As noted above, both of these methods use only a part of the organism’s DNA, so it would be incorrect to state that these methods give the same degree of specificity as fingerprint analysis (though PFGE is often referred to as a “genetic fingerprint”).
It must be noted that FSIS and other agencies are constantly increasing their database of PFGE patterns by conducting PFGE and, when applicable, MLVA analysis on every positive Salmonella, Shiga-toxin producing E. coli (STEC) and Listeria monocytogenes regulatory sample. In addition, monitoring programs, such as the National Microbiological Resistance Monitoring System (NARMS), generate subtyping results. In all these cases, the establishment is known by the agencies.
The FSIS white paper articulates the current uses of subtyping. Since subtyping provides the ability to determine whether isolates obtained from different sources are comparable, the finding of a match provides evidence that the sources may be related.

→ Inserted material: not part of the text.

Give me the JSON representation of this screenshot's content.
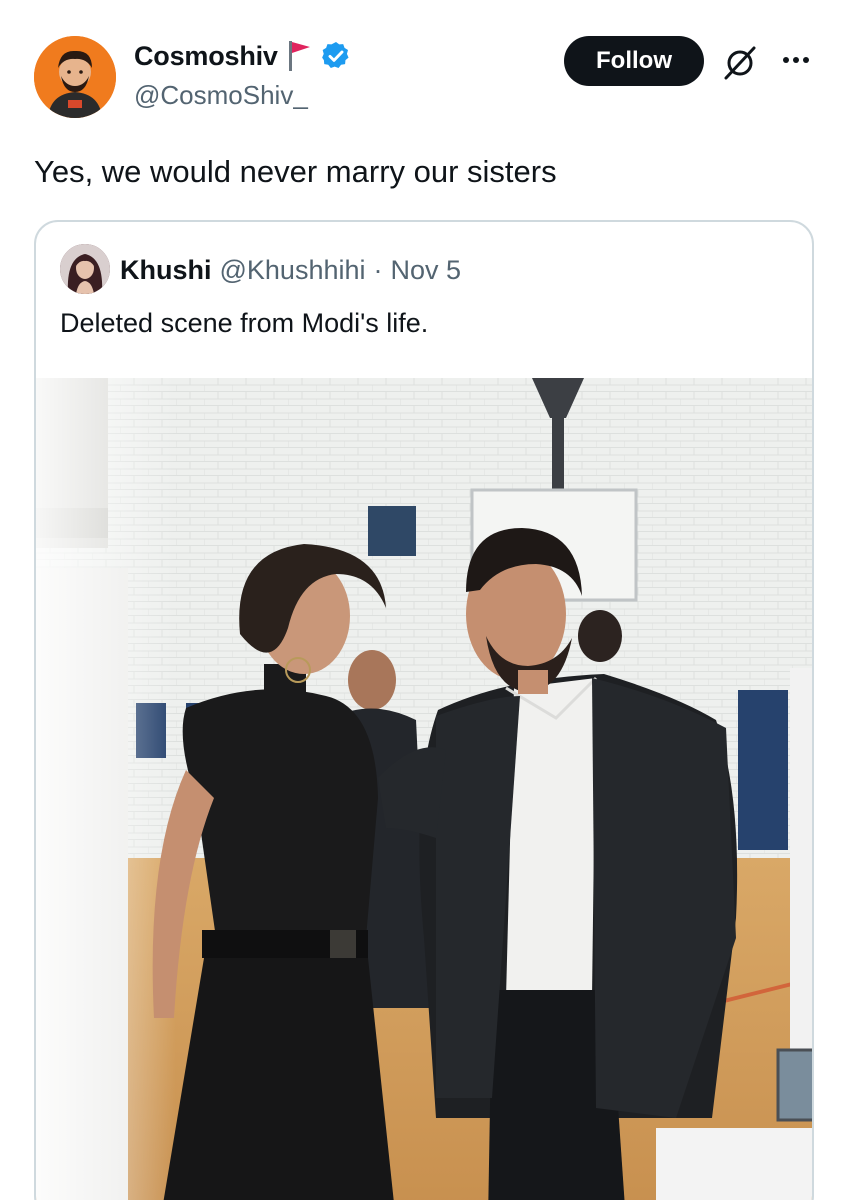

In the context of illness investigations, if an isolate from a product “matches” an isolate from a case patient, the possibility exists that the product caused the illness. FSIS comments that a match, in and of itself, is insufficient to attribute illnesses to a particular establishment’s product. There must also be an epidemiological link — the product must have been available to the consumer and the consumer likely ate the product. Absent the epidemiological link, there would not be attribution. However, having a subtype match makes the establishment a prime suspect in the investigation, especially if the subtype is rare in the database.
In the context of regulatory sampling, repeated findings of the same subtype could indicate a continuing problem at the establishment, such as a harborage with Listeria monocytogenes or incoming raw materials with Salmonella. FSIS has already given an indication that repeated findings of the same subtype might demonstrate ongoing insanitary conditions whereby products from the establishment would be deemed adulterated.
At present, FSIS does not routinely provide subtyping results to the establishment, but the agency plans to do so shortly. In the interim, an establishment can request the information. However, the data obtained from FSIS would be limited to the data in the agency database. It would not include patterns from other databases, such as NARMS.
Moving forward, FSIS will continue to collaborate with other federal agencies to develop additional subtyping methods, such as a quick screen for STEC virulence genes. Additionally, the agency will continue to work collaboratively on facilitating data sharing.
With advances in scientific methods of identification advance, industry needs to continue to improve its food-safety systems. As I tell my clients, the best way to avoid worrying about subtyping is for your product to test negative for the pathogen.
- 77 Fed. Reg. 72,689, col. 3 (December 6, 2012)